[Excerpts from an interface dataset]
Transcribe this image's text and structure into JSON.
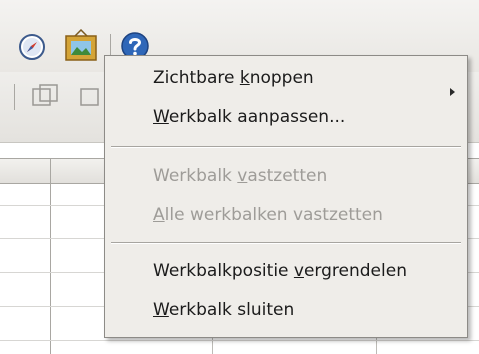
{
  "toolbar": {
    "icons": [
      "navigator-icon",
      "gallery-icon",
      "help-icon"
    ]
  },
  "context_menu": {
    "items": [
      {
        "pre": "Zichtbare ",
        "key": "k",
        "post": "noppen",
        "enabled": true,
        "submenu": true
      },
      {
        "pre": "",
        "key": "W",
        "post": "erkbalk aanpassen...",
        "enabled": true
      },
      {
        "pre": "Werkbalk ",
        "key": "v",
        "post": "astzetten",
        "enabled": false
      },
      {
        "pre": "",
        "key": "A",
        "post": "lle werkbalken vastzetten",
        "enabled": false
      },
      {
        "pre": "Werkbalkpositie ",
        "key": "v",
        "post": "ergrendelen",
        "enabled": true
      },
      {
        "pre": "",
        "key": "W",
        "post": "erkbalk sluiten",
        "enabled": true
      }
    ]
  }
}
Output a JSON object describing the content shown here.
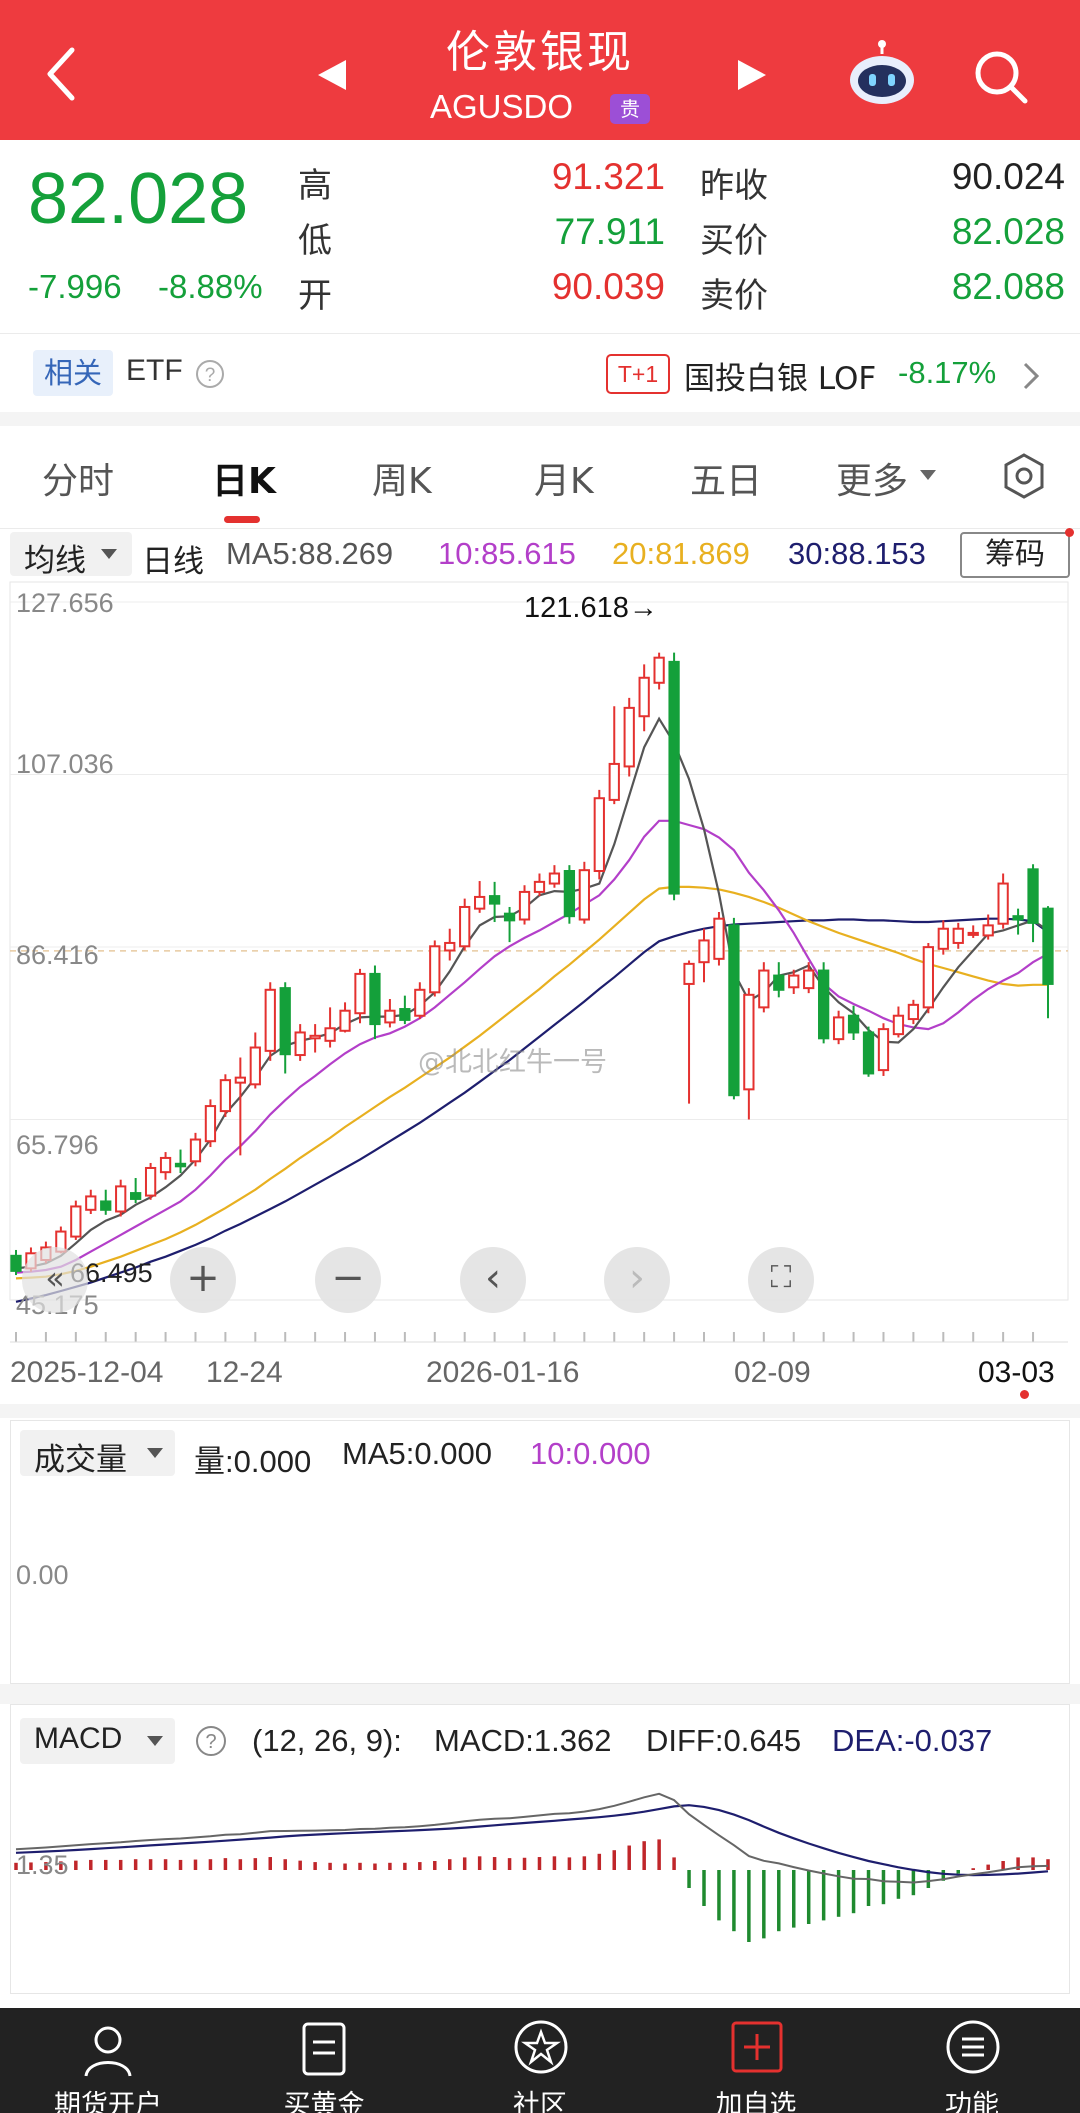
{
  "header": {
    "title": "伦敦银现",
    "code": "AGUSDO",
    "badge": "贵",
    "back_icon": "chevron-left-icon",
    "prev_icon": "triangle-left-icon",
    "next_icon": "triangle-right-icon",
    "robot_icon": "robot-icon",
    "search_icon": "search-icon"
  },
  "quote": {
    "price": "82.028",
    "change": "-7.996",
    "change_pct": "-8.88%",
    "high_label": "高",
    "high": "91.321",
    "low_label": "低",
    "low": "77.911",
    "open_label": "开",
    "open": "90.039",
    "prev_close_label": "昨收",
    "prev_close": "90.024",
    "bid_label": "买价",
    "bid": "82.028",
    "ask_label": "卖价",
    "ask": "82.088"
  },
  "related": {
    "tag": "相关",
    "etf": "ETF",
    "t1": "T+1",
    "fund": "国投白银 LOF",
    "fund_change": "-8.17%"
  },
  "tabs": [
    "分时",
    "日K",
    "周K",
    "月K",
    "五日",
    "更多"
  ],
  "active_tab": 1,
  "ma_bar": {
    "selector": "均线",
    "period": "日线",
    "ma5": "MA5:88.269",
    "ma10": "10:85.615",
    "ma20": "20:81.869",
    "ma30": "30:88.153",
    "chip_button": "筹码"
  },
  "price_axis": [
    "127.656",
    "107.036",
    "86.416",
    "65.796",
    "45.175"
  ],
  "low_marker": "66.495",
  "peak_marker": "121.618→",
  "watermark": "@北北红牛一号",
  "dates": [
    "2025-12-04",
    "12-24",
    "2026-01-16",
    "02-09",
    "03-03"
  ],
  "volume": {
    "selector": "成交量",
    "vol": "量:0.000",
    "ma5": "MA5:0.000",
    "ma10": "10:0.000",
    "axis": "0.00"
  },
  "macd": {
    "selector": "MACD",
    "params": "(12, 26, 9):",
    "macd": "MACD:1.362",
    "diff": "DIFF:0.645",
    "dea": "DEA:-0.037",
    "axis": "1.35"
  },
  "bottom_nav": [
    {
      "label": "期货开户",
      "icon": "person-icon"
    },
    {
      "label": "买黄金",
      "icon": "document-icon"
    },
    {
      "label": "社区",
      "icon": "star-badge-icon"
    },
    {
      "label": "加自选",
      "icon": "plus-square-icon"
    },
    {
      "label": "功能",
      "icon": "menu-circle-icon"
    }
  ],
  "colors": {
    "header_bg": "#ee3b3f",
    "up": "#e4312f",
    "down": "#14a03a",
    "ma5": "#555555",
    "ma10": "#b33fc9",
    "ma20": "#e8b020",
    "ma30": "#1e1e6e",
    "nav_bg": "#222222"
  },
  "chart_data": {
    "type": "candlestick",
    "y_range": [
      45.175,
      127.656
    ],
    "candles": [
      {
        "o": 49.5,
        "c": 47.7,
        "h": 50.2,
        "l": 47.2
      },
      {
        "o": 48.0,
        "c": 49.8,
        "h": 50.5,
        "l": 47.6
      },
      {
        "o": 49.0,
        "c": 50.5,
        "h": 51.2,
        "l": 48.6
      },
      {
        "o": 50.0,
        "c": 52.4,
        "h": 53.0,
        "l": 49.8
      },
      {
        "o": 51.8,
        "c": 55.4,
        "h": 56.1,
        "l": 51.4
      },
      {
        "o": 55.0,
        "c": 56.6,
        "h": 57.4,
        "l": 54.5
      },
      {
        "o": 56.0,
        "c": 55.0,
        "h": 57.4,
        "l": 54.4
      },
      {
        "o": 54.8,
        "c": 57.8,
        "h": 58.6,
        "l": 54.2
      },
      {
        "o": 57.0,
        "c": 56.3,
        "h": 58.8,
        "l": 55.8
      },
      {
        "o": 56.7,
        "c": 60.0,
        "h": 60.6,
        "l": 56.2
      },
      {
        "o": 59.5,
        "c": 61.2,
        "h": 61.9,
        "l": 58.6
      },
      {
        "o": 60.5,
        "c": 60.2,
        "h": 62.2,
        "l": 59.4
      },
      {
        "o": 60.8,
        "c": 63.4,
        "h": 64.2,
        "l": 60.2
      },
      {
        "o": 63.2,
        "c": 67.4,
        "h": 68.2,
        "l": 62.5
      },
      {
        "o": 66.8,
        "c": 70.5,
        "h": 71.2,
        "l": 66.1
      },
      {
        "o": 70.2,
        "c": 70.8,
        "h": 73.2,
        "l": 61.5
      },
      {
        "o": 70.0,
        "c": 74.4,
        "h": 76.2,
        "l": 69.5
      },
      {
        "o": 74.0,
        "c": 81.3,
        "h": 82.2,
        "l": 72.8
      },
      {
        "o": 81.5,
        "c": 73.6,
        "h": 82.2,
        "l": 71.3
      },
      {
        "o": 73.5,
        "c": 76.2,
        "h": 77.2,
        "l": 72.8
      },
      {
        "o": 75.5,
        "c": 75.8,
        "h": 77.2,
        "l": 73.8
      },
      {
        "o": 75.2,
        "c": 76.7,
        "h": 79.2,
        "l": 74.4
      },
      {
        "o": 76.4,
        "c": 78.8,
        "h": 79.8,
        "l": 76.2
      },
      {
        "o": 78.5,
        "c": 83.2,
        "h": 83.8,
        "l": 77.3
      },
      {
        "o": 83.2,
        "c": 77.2,
        "h": 84.2,
        "l": 75.4
      },
      {
        "o": 77.4,
        "c": 78.8,
        "h": 80.2,
        "l": 76.8
      },
      {
        "o": 79.0,
        "c": 77.7,
        "h": 80.6,
        "l": 77.2
      },
      {
        "o": 78.2,
        "c": 81.3,
        "h": 82.2,
        "l": 77.8
      },
      {
        "o": 81.0,
        "c": 86.5,
        "h": 87.2,
        "l": 80.5
      },
      {
        "o": 86.0,
        "c": 86.9,
        "h": 88.6,
        "l": 84.8
      },
      {
        "o": 86.5,
        "c": 91.2,
        "h": 92.2,
        "l": 86.0
      },
      {
        "o": 91.0,
        "c": 92.4,
        "h": 94.3,
        "l": 90.5
      },
      {
        "o": 92.5,
        "c": 91.6,
        "h": 94.2,
        "l": 89.4
      },
      {
        "o": 90.4,
        "c": 89.6,
        "h": 91.2,
        "l": 87.0
      },
      {
        "o": 89.7,
        "c": 93.0,
        "h": 93.8,
        "l": 89.1
      },
      {
        "o": 93.0,
        "c": 94.2,
        "h": 95.2,
        "l": 92.5
      },
      {
        "o": 94.0,
        "c": 95.2,
        "h": 96.2,
        "l": 93.5
      },
      {
        "o": 95.5,
        "c": 90.1,
        "h": 96.2,
        "l": 89.2
      },
      {
        "o": 89.7,
        "c": 95.6,
        "h": 96.6,
        "l": 89.2
      },
      {
        "o": 95.5,
        "c": 104.2,
        "h": 105.2,
        "l": 94.5
      },
      {
        "o": 104.0,
        "c": 108.3,
        "h": 115.2,
        "l": 103.5
      },
      {
        "o": 108.0,
        "c": 115.0,
        "h": 116.2,
        "l": 106.8
      },
      {
        "o": 114.0,
        "c": 118.6,
        "h": 120.2,
        "l": 112.2
      },
      {
        "o": 118.0,
        "c": 121.0,
        "h": 121.6,
        "l": 117.2
      },
      {
        "o": 120.5,
        "c": 92.8,
        "h": 121.6,
        "l": 92.0
      },
      {
        "o": 82.0,
        "c": 84.4,
        "h": 84.8,
        "l": 67.7
      },
      {
        "o": 84.6,
        "c": 87.2,
        "h": 88.6,
        "l": 82.2
      },
      {
        "o": 85.0,
        "c": 89.8,
        "h": 90.6,
        "l": 84.2
      },
      {
        "o": 89.0,
        "c": 68.7,
        "h": 89.9,
        "l": 68.2
      },
      {
        "o": 69.4,
        "c": 80.7,
        "h": 81.5,
        "l": 65.8
      },
      {
        "o": 79.2,
        "c": 83.6,
        "h": 84.6,
        "l": 78.6
      },
      {
        "o": 83.0,
        "c": 81.3,
        "h": 84.6,
        "l": 80.4
      },
      {
        "o": 81.6,
        "c": 83.0,
        "h": 83.7,
        "l": 80.8
      },
      {
        "o": 81.5,
        "c": 83.6,
        "h": 84.6,
        "l": 80.9
      },
      {
        "o": 83.6,
        "c": 75.5,
        "h": 84.6,
        "l": 74.9
      },
      {
        "o": 75.4,
        "c": 78.0,
        "h": 78.8,
        "l": 74.8
      },
      {
        "o": 78.2,
        "c": 76.2,
        "h": 79.4,
        "l": 75.3
      },
      {
        "o": 76.2,
        "c": 71.3,
        "h": 76.9,
        "l": 70.9
      },
      {
        "o": 71.7,
        "c": 76.6,
        "h": 77.3,
        "l": 71.0
      },
      {
        "o": 76.0,
        "c": 78.2,
        "h": 79.3,
        "l": 75.6
      },
      {
        "o": 77.8,
        "c": 79.5,
        "h": 80.1,
        "l": 77.2
      },
      {
        "o": 79.2,
        "c": 86.4,
        "h": 86.9,
        "l": 78.5
      },
      {
        "o": 86.2,
        "c": 88.6,
        "h": 89.6,
        "l": 85.5
      },
      {
        "o": 86.9,
        "c": 88.6,
        "h": 89.3,
        "l": 86.2
      },
      {
        "o": 88.1,
        "c": 88.1,
        "h": 89.0,
        "l": 87.5
      },
      {
        "o": 87.8,
        "c": 89.0,
        "h": 90.3,
        "l": 87.3
      },
      {
        "o": 89.2,
        "c": 94.0,
        "h": 95.2,
        "l": 88.6
      },
      {
        "o": 90.1,
        "c": 89.7,
        "h": 91.0,
        "l": 87.9
      },
      {
        "o": 95.7,
        "c": 89.3,
        "h": 96.3,
        "l": 87.0
      },
      {
        "o": 91.0,
        "c": 82.0,
        "h": 91.3,
        "l": 77.9
      }
    ],
    "ma5": [
      48.0,
      48.2,
      48.6,
      49.5,
      51.0,
      52.6,
      53.7,
      54.4,
      55.6,
      56.5,
      57.7,
      59.1,
      61.0,
      63.4,
      66.5,
      68.5,
      70.8,
      73.4,
      74.6,
      75.2,
      75.6,
      76.1,
      77.2,
      78.0,
      78.1,
      78.1,
      78.3,
      79.4,
      81.0,
      83.5,
      86.5,
      89.0,
      90.0,
      90.1,
      91.1,
      92.6,
      93.1,
      93.0,
      93.4,
      94.0,
      98.7,
      104.5,
      110.3,
      113.7,
      110.8,
      106.5,
      100.5,
      92.8,
      83.4,
      80.0,
      81.0,
      83.0,
      83.4,
      84.2,
      81.6,
      79.8,
      78.5,
      76.5,
      75.1,
      75.0,
      76.6,
      79.0,
      81.6,
      84.0,
      86.0,
      88.0,
      88.4,
      89.0,
      89.6,
      88.4
    ],
    "ma10": [
      47.5,
      47.6,
      47.8,
      48.2,
      49.0,
      50.0,
      51.0,
      52.0,
      53.0,
      54.0,
      55.0,
      56.0,
      57.4,
      59.1,
      61.0,
      62.6,
      64.4,
      66.4,
      68.1,
      69.7,
      71.0,
      72.4,
      73.7,
      74.8,
      75.6,
      76.1,
      76.9,
      77.9,
      79.2,
      80.7,
      82.2,
      83.8,
      85.3,
      86.5,
      87.5,
      88.4,
      89.4,
      90.4,
      91.5,
      92.6,
      94.5,
      96.8,
      99.6,
      101.5,
      101.5,
      101.0,
      100.5,
      99.5,
      98.0,
      95.3,
      93.2,
      90.8,
      88.1,
      85.0,
      82.0,
      80.5,
      79.6,
      78.8,
      77.9,
      77.2,
      76.8,
      76.6,
      77.3,
      78.6,
      80.1,
      81.4,
      82.4,
      83.3,
      84.6,
      85.6
    ],
    "ma20": [
      46.8,
      46.9,
      47.0,
      47.3,
      47.7,
      48.2,
      48.8,
      49.4,
      50.1,
      50.8,
      51.5,
      52.3,
      53.2,
      54.2,
      55.2,
      56.3,
      57.4,
      58.7,
      59.9,
      61.2,
      62.4,
      63.6,
      64.9,
      66.1,
      67.3,
      68.5,
      69.6,
      70.8,
      72.0,
      73.2,
      74.5,
      75.8,
      77.2,
      78.6,
      80.0,
      81.4,
      82.9,
      84.3,
      85.8,
      87.3,
      88.9,
      90.5,
      92.1,
      93.4,
      93.6,
      93.6,
      93.5,
      93.3,
      92.9,
      92.4,
      91.8,
      91.1,
      90.3,
      89.5,
      88.8,
      88.1,
      87.5,
      86.9,
      86.3,
      85.7,
      85.0,
      84.4,
      83.9,
      83.4,
      82.9,
      82.4,
      82.0,
      81.8,
      81.9,
      81.9
    ],
    "ma30": [
      44.0,
      44.4,
      44.8,
      45.3,
      45.8,
      46.3,
      46.9,
      47.5,
      48.1,
      48.8,
      49.4,
      50.1,
      50.8,
      51.6,
      52.5,
      53.3,
      54.2,
      55.1,
      56.0,
      57.0,
      58.0,
      59.0,
      60.0,
      61.0,
      62.1,
      63.2,
      64.3,
      65.4,
      66.6,
      67.8,
      69.0,
      70.3,
      71.6,
      72.9,
      74.3,
      75.7,
      77.1,
      78.5,
      79.9,
      81.4,
      82.8,
      84.3,
      85.8,
      87.1,
      87.7,
      88.2,
      88.6,
      88.9,
      89.1,
      89.2,
      89.3,
      89.4,
      89.5,
      89.6,
      89.6,
      89.7,
      89.7,
      89.6,
      89.6,
      89.5,
      89.4,
      89.4,
      89.5,
      89.6,
      89.7,
      89.8,
      89.8,
      89.7,
      89.5,
      88.2
    ],
    "macd_hist": [
      0.2,
      0.21,
      0.22,
      0.24,
      0.26,
      0.28,
      0.28,
      0.28,
      0.3,
      0.3,
      0.3,
      0.28,
      0.29,
      0.3,
      0.33,
      0.3,
      0.33,
      0.36,
      0.3,
      0.26,
      0.22,
      0.2,
      0.18,
      0.2,
      0.18,
      0.2,
      0.2,
      0.22,
      0.25,
      0.3,
      0.35,
      0.38,
      0.36,
      0.33,
      0.34,
      0.36,
      0.38,
      0.35,
      0.38,
      0.45,
      0.55,
      0.68,
      0.8,
      0.85,
      0.35,
      -0.5,
      -1.0,
      -1.4,
      -1.7,
      -2.0,
      -1.9,
      -1.7,
      -1.6,
      -1.5,
      -1.4,
      -1.3,
      -1.2,
      -1.0,
      -0.95,
      -0.8,
      -0.7,
      -0.5,
      -0.3,
      -0.1,
      0.05,
      0.15,
      0.25,
      0.35,
      0.35,
      0.3
    ]
  }
}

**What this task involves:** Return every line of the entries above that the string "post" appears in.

**Response:**
        "post": "noppen",
        "post": "erkbalk aanpassen...",
        "post": "astzetten",
        "post": "lle werkbalken vastzetten",
        "post": "ergrendelen",
        "post": "erkbalk sluiten",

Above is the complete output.